This blog was kindly contributed by Mary Curnock Cook, a HEPI Advisory Board member and Chair of Council for the Dyson Institute.
I often reflect that today’s youngsters are courageous and articulate and funny and breathtakingly clever in ways that my generation just wasn’t. Perhaps the distance in years has blurred my recollection. But something else has changed. Employers find that young graduates are often anxious about things and really want support to make sense of their new working, adult lives. Their resilience and confidence needs developing, and they want help with this. In the same way that they are increasingly confident in choosing careers with high social impact over high salaries, young graduates today are also looking to work in environments where their wellbeing will be supported.
These shifting cultural norms are also highly relevant to universities which need both to attract students to their courses in the face of competition, but also to demonstrate student success at university and afterwards in the job market.

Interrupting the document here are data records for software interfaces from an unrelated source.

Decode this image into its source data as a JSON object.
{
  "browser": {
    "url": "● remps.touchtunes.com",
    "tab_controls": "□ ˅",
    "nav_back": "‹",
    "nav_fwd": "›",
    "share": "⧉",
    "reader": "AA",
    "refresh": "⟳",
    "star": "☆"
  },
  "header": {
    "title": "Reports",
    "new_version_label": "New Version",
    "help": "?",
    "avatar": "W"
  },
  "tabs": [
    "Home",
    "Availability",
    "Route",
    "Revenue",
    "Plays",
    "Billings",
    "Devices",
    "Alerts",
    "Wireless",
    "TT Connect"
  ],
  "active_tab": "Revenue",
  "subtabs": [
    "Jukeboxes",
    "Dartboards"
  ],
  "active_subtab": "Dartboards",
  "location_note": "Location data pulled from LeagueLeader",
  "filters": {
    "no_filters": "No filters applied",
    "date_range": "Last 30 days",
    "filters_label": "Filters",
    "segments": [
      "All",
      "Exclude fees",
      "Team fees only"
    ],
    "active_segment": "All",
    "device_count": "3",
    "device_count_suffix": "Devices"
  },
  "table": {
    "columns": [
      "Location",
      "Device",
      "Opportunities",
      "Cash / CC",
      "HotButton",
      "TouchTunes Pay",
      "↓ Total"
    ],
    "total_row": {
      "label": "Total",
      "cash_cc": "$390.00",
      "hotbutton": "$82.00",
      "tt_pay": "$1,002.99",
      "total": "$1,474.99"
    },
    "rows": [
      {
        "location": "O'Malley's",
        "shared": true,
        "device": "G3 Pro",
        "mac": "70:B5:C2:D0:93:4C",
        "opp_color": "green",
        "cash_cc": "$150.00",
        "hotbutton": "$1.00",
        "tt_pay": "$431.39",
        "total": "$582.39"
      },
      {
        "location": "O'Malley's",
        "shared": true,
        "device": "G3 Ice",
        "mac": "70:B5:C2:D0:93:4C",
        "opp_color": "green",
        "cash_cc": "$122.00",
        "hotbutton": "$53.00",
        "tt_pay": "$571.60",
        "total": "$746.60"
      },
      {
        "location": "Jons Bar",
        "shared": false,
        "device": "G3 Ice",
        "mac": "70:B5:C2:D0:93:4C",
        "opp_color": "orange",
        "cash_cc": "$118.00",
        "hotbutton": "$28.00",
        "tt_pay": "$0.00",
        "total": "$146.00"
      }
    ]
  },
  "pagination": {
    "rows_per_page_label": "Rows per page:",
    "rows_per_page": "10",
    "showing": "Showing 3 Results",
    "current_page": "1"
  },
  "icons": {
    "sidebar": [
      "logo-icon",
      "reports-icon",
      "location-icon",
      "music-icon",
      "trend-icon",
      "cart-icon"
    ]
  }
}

A new report from Enlitened, part of the Student Room Group, looks at how ‘connected, engaged and supported’ undergraduate students are in the UK. In a classic virtuous circle, the report suggests that feeling connected is highly correlated with trust, and trust increases with awareness of and confidence in university resources. Addressing these areas quite directly could help universities significantly improve their students’ overall experience, as well as helping prepare them better for the world of work. It goes without saying that in the current coronavirus crisis, universities resorting to remote working and online learning will soon feel the pinch if they don’t have some connectedness-credit in the bank.
The research suggests that only just over half of students feel ‘connected’ to their university. Connectedness is a wider and more nuanced concept than student experience because it signals a whole range of propensities from supporting the university more generally, being prepared to help it out or give it the benefit of doubt when things go wrong, to getting actively involved in the university’s success. But it goes further than this because this new research indicates that connected students are more likely to trust their university, and when they trust their university, they will be more likely to seek support with emotional and wellbeing issues as well as more prosaic issues such as academic or financial support.
Feeling connected and trusting the university will also help overcome the lack of confidence and shyness that respondents cited as some of the key barriers that stop them from accessing support. This is important as 63 per cent of respondents reported to have kept their mental wellbeing concerns to themselves in the last year, without seeking help from their university. With the findings showing that third year respondents are more likely than both second and first year students to keep concerns around anxiety, stress, depression, and academic and financial issues to themselves, trust and self-confidence seems to erode rather than deepen as students progress through their courses. Unsurprisingly, students with disabilities are even more likely to hold back from asking for help.
While many of the findings in this report ring true, there are a few key questions that universities will want to address. First is why trust and confidence in student support services seems to decline in the second and third years of study. Are universities focussing their energies into inducting and connecting with their new students at the expense of supporting second and later years? Or are students themselves becoming more mature and independent and therefore less likely to seek help? Either way, if universities want students to feel connected throughout their study years, it’s important that active engagement doesn’t tail off, especially as students further through their studies will have more exam and assessment worries as well as anxieties about finding a job after graduation.
Also buried in the report is an astonishingly low engagement level with student unions (which also score relatively poorly on the National Student Survey). Given that peer support is often the first port of call for students in distress, it’s worrying that only 12 per cent of respondents said they trusted their student union and only 3 per cent would go to them for information and support.
Friends and family remain the most trusted source of support for students for a range of anxieties and concerns but it’s worth noting that students are also likely to turn to online resources. The anonymity of online help is often a draw for students shy or lacking in confidence to seek face to face help, and universities will do well to provide a mix of resources that students can use. With universities across the sector reporting huge increases in demand for student support services, online resources and apps can be vital in making sure that students know about and connect with their university services when they need help.